The secret things belong to the Lord our God…” Deuteronomy 29:29
I’ll never forget the first time I read this verse. I was reading through the Bible in a year. Honestly, and I hope my hyper sensitive pastors don’t get upset with this one, but that part of Scripture reading can be difficult at times.
But, hidden in the midst of Deuteronomy is this one verse. In my version, I actually think it may have been in parenthesis. (Probably not, but it seems that way etched in my memory.)
The secret things belong to the Lord our God…”
I call this the fine print of the Christian life. And, it’s the fine print in Christian leadership.
Here’s the deal –
Make your plans.
Work your plans.
That’s simply good leadership.
I’m an advocate of strategic leadership. I don’t believe the church should run from leadership. We need it, just as does any other organization of people. God uses men and women to lead His people. You can see it throughout the Bible.
Without a vision, the people perish. (Proverbs 29:18)
In his heart a man plans his course. (Proverbs 16:9)
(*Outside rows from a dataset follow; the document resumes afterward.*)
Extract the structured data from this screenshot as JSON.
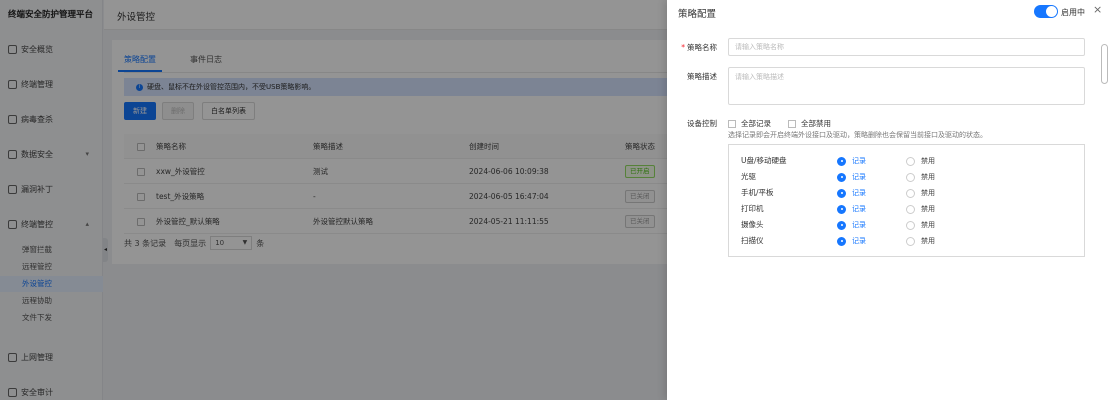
{
  "app_title": "终端安全防护管理平台",
  "page_title": "外设管控",
  "sidebar": {
    "items": [
      {
        "label": "安全概览",
        "icon": "dashboard-icon"
      },
      {
        "label": "终端管理",
        "icon": "terminal-icon"
      },
      {
        "label": "病毒查杀",
        "icon": "virus-icon"
      },
      {
        "label": "数据安全",
        "icon": "data-security-icon",
        "expandable": true
      },
      {
        "label": "漏洞补丁",
        "icon": "patch-icon"
      },
      {
        "label": "终端管控",
        "icon": "control-icon",
        "expanded": true
      },
      {
        "label": "上网管理",
        "icon": "internet-icon"
      },
      {
        "label": "安全审计",
        "icon": "audit-icon"
      }
    ],
    "submenu": [
      {
        "label": "弹窗拦截"
      },
      {
        "label": "远程管控"
      },
      {
        "label": "外设管控",
        "active": true
      },
      {
        "label": "远程协助"
      },
      {
        "label": "文件下发"
      }
    ]
  },
  "tabs": [
    {
      "label": "策略配置",
      "active": true
    },
    {
      "label": "事件日志"
    }
  ],
  "alert_text": "硬盘、鼠标不在外设管控范围内，不受USB策略影响。",
  "toolbar": {
    "new": "新建",
    "delete": "删除",
    "whitelist": "白名单列表"
  },
  "table": {
    "headers": [
      "策略名称",
      "策略描述",
      "创建时间",
      "策略状态"
    ],
    "rows": [
      {
        "name": "xxw_外设管控",
        "desc": "测试",
        "time": "2024-06-06 10:09:38",
        "status": "已开启",
        "on": true
      },
      {
        "name": "test_外设策略",
        "desc": "-",
        "time": "2024-06-05 16:47:04",
        "status": "已关闭",
        "on": false
      },
      {
        "name": "外设管控_默认策略",
        "desc": "外设管控默认策略",
        "time": "2024-05-21 11:11:55",
        "status": "已关闭",
        "on": false
      }
    ]
  },
  "pager": {
    "total": "共 3 条记录",
    "per_page_label": "每页显示",
    "page_size": "10",
    "unit": "条"
  },
  "drawer": {
    "title": "策略配置",
    "switch_label": "启用中",
    "close": "×",
    "name_label": "策略名称",
    "name_placeholder": "请输入策略名称",
    "desc_label": "策略描述",
    "desc_placeholder": "请输入策略描述",
    "device_label": "设备控制",
    "all_record": "全部记录",
    "all_disable": "全部禁用",
    "hint": "选择记录即会开启终端外设接口及驱动，策略删除也会保留当前接口及驱动的状态。",
    "record_label": "记录",
    "disable_label": "禁用",
    "devices": [
      {
        "name": "U盘/移动硬盘",
        "mode": "record"
      },
      {
        "name": "光驱",
        "mode": "record"
      },
      {
        "name": "手机/平板",
        "mode": "record"
      },
      {
        "name": "打印机",
        "mode": "record"
      },
      {
        "name": "摄像头",
        "mode": "record"
      },
      {
        "name": "扫描仪",
        "mode": "record"
      }
    ]
  },
  "colors": {
    "accent": "#1677ff",
    "success": "#52c41a",
    "required": "#f5222d"
  }
}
For which of you, desiring to build a tower, does not first sit down and count the cost? (Luke 14:28)
Aaron and Moses were from this tribe. And they are the men the Lord spoke to and said, “Lead my people out of Israel in groups.” (Exodus 6:26)
With the best you know how to hear from God, make plans accordingly. God really does use the minds He created for His glory.
But, there is a fine print. We see it in verse 29.
The secret things belong to the Lord our God…
The difference for spiritual leaders, those desiring to receive godly direction, is “secret things belong to God.”
Since discovering this verse it’s been one of my favorites, because it comes at the end of God renewing His covenant with His people. He promises to be with them, bless them and carry them safely forward. At the end of His encouragement, we find this verse. The secret things belong to God.
We just experienced this as a church staff. We had our plans, we were doing the best we knew how to do, and we were excited about the future. Suddenly this summer God disrupted all of them. It was clear to us this was something God was doing, but we didn’t have a “plan” to guide the way. We were forced—again—to walk by faith. (That is never a bad place to be.)
Isn’t this fine print true in your life?
It has been in those secret moments where God has always seemed to do some if His best work in my life. I’m working my plans—the best I know how—and seemingly out of no where God brings a surprise. I must adapt accordingly. It’s scary. Uncomfortable. It stretches me. But, it’s always best. His way is better than mine and His strength is perfect in my weakness.
As Christian leaders, we must always be attentive to the still small voice and give God room to interrupt our plans. Always. We must not be afraid of the fine print of the Christian life. Some of God’s best is found there.
This article originally appeared here.